◆ **AIM OF THE TASK**:
Every line of the data below should be printed exactly.

=====

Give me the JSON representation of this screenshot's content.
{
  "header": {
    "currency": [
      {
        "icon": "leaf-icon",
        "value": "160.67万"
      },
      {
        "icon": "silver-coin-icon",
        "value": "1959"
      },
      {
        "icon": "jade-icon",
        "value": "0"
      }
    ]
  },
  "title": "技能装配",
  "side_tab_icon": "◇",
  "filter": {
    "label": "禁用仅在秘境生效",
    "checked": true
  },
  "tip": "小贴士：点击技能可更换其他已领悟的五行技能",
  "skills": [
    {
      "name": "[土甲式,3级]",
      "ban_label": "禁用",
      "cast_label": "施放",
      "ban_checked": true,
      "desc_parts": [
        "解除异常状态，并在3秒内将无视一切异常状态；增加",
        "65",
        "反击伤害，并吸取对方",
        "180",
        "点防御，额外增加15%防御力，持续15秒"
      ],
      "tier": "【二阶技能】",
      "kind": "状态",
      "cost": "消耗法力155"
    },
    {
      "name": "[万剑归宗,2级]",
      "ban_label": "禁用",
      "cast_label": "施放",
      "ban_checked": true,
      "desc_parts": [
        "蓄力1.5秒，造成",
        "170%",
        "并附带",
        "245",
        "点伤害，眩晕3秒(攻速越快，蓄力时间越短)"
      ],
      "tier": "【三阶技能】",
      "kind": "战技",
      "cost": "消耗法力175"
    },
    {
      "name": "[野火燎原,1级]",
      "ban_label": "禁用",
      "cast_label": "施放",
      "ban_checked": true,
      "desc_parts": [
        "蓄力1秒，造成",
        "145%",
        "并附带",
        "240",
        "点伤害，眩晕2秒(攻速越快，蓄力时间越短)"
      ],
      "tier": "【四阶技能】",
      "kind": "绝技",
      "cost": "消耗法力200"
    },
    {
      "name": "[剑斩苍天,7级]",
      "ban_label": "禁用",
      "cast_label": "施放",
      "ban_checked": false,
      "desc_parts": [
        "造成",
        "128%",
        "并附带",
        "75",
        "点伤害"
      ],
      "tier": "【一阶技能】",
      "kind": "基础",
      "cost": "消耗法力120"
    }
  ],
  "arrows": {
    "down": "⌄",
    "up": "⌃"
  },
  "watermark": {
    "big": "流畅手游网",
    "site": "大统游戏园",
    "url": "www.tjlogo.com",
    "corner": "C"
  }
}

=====

◆ **WRITTEN RESPONSE**:
Give me the JSON representation of this screenshot's content.
{
  "header": {
    "currency": [
      {
        "icon": "leaf-icon",
        "value": "160.67万"
      },
      {
        "icon": "silver-coin-icon",
        "value": "1959"
      },
      {
        "icon": "jade-icon",
        "value": "0"
      }
    ]
  },
  "title": "技能装配",
  "side_tab_icon": "◇",
  "filter": {
    "label": "禁用仅在秘境生效",
    "checked": true
  },
  "tip": "小贴士：点击技能可更换其他已领悟的五行技能",
  "skills": [
    {
      "name": "[土甲式,3级]",
      "ban_label": "禁用",
      "cast_label": "施放",
      "ban_checked": true,
      "desc_parts": [
        "解除异常状态，并在3秒内将无视一切异常状态；增加",
        "65",
        "反击伤害，并吸取对方",
        "180",
        "点防御，额外增加15%防御力，持续15秒"
      ],
      "tier": "【二阶技能】",
      "kind": "状态",
      "cost": "消耗法力155"
    },
    {
      "name": "[万剑归宗,2级]",
      "ban_label": "禁用",
      "cast_label": "施放",
      "ban_checked": true,
      "desc_parts": [
        "蓄力1.5秒，造成",
        "170%",
        "并附带",
        "245",
        "点伤害，眩晕3秒(攻速越快，蓄力时间越短)"
      ],
      "tier": "【三阶技能】",
      "kind": "战技",
      "cost": "消耗法力175"
    },
    {
      "name": "[野火燎原,1级]",
      "ban_label": "禁用",
      "cast_label": "施放",
      "ban_checked": true,
      "desc_parts": [
        "蓄力1秒，造成",
        "145%",
        "并附带",
        "240",
        "点伤害，眩晕2秒(攻速越快，蓄力时间越短)"
      ],
      "tier": "【四阶技能】",
      "kind": "绝技",
      "cost": "消耗法力200"
    },
    {
      "name": "[剑斩苍天,7级]",
      "ban_label": "禁用",
      "cast_label": "施放",
      "ban_checked": false,
      "desc_parts": [
        "造成",
        "128%",
        "并附带",
        "75",
        "点伤害"
      ],
      "tier": "【一阶技能】",
      "kind": "基础",
      "cost": "消耗法力120"
    }
  ],
  "arrows": {
    "down": "⌄",
    "up": "⌃"
  },
  "watermark": {
    "big": "流畅手游网",
    "site": "大统游戏园",
    "url": "www.tjlogo.com",
    "corner": "C"
  }
}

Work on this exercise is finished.